The sale marks a significant moment in Indian aviation history. The 747s, fondly nicknamed “Queen of the Skies,” were synonymous with luxury air travel for decades. Their wide cabins and spacious interiors offered passengers a comfortable and luxurious flying experience.

Many hoped these aircraft would be acquired by India’s Gas Turbine Research Establishment (GTRE) for a crucial purpose – serving as a flying testbed. A four-engine jet like the 747 is the preferred platform for engine development.

The Boeing 747-400’s four-engine configuration (quad jet) could have made it an ideal platform for testing new jet engines. GTRE could have potentially used them as flying testbeds for India’s Kaveri engine program (for fighter jets) and the AMCA (Advanced Medium Combat Aircraft) program.

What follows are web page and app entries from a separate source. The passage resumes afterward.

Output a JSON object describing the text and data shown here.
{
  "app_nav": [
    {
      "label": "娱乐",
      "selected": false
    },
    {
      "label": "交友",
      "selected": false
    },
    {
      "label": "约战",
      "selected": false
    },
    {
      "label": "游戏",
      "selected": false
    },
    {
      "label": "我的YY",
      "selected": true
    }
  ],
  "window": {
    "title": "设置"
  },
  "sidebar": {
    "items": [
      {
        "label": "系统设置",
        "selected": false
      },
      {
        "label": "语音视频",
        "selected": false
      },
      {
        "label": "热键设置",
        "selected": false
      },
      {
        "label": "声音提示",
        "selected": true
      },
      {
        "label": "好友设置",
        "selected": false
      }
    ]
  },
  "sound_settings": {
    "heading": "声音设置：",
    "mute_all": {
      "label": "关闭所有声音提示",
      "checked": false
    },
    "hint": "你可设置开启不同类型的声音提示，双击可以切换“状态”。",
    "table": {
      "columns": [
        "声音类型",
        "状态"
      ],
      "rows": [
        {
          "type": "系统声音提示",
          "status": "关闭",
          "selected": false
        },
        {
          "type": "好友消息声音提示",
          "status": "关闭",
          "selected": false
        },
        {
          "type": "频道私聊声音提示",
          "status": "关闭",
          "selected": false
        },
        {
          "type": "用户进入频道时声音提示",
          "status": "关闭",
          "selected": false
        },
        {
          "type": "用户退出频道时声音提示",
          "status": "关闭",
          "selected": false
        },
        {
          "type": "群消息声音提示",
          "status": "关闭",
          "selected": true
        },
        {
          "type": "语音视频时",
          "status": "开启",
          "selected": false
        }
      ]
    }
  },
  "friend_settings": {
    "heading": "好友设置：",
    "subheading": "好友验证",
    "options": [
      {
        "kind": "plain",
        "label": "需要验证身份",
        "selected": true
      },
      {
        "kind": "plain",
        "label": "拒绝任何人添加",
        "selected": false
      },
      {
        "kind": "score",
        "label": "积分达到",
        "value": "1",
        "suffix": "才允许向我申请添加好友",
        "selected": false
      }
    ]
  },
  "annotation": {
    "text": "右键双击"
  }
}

The four-engine layout allows for a test engine to be mounted on a pylon beneath the fuselage, separate from the aircraft’s primary engines. 747 as a Testbed could have allowed for evaluation of engine performance under various simulated operational conditions, including different altitudes and speeds.

While the sale of the 747s closes a chapter, the dream of a domestic testbed remains. India’s pursuit of indigenous engine development continues, and future opportunities for acquiring suitable test platforms may arise.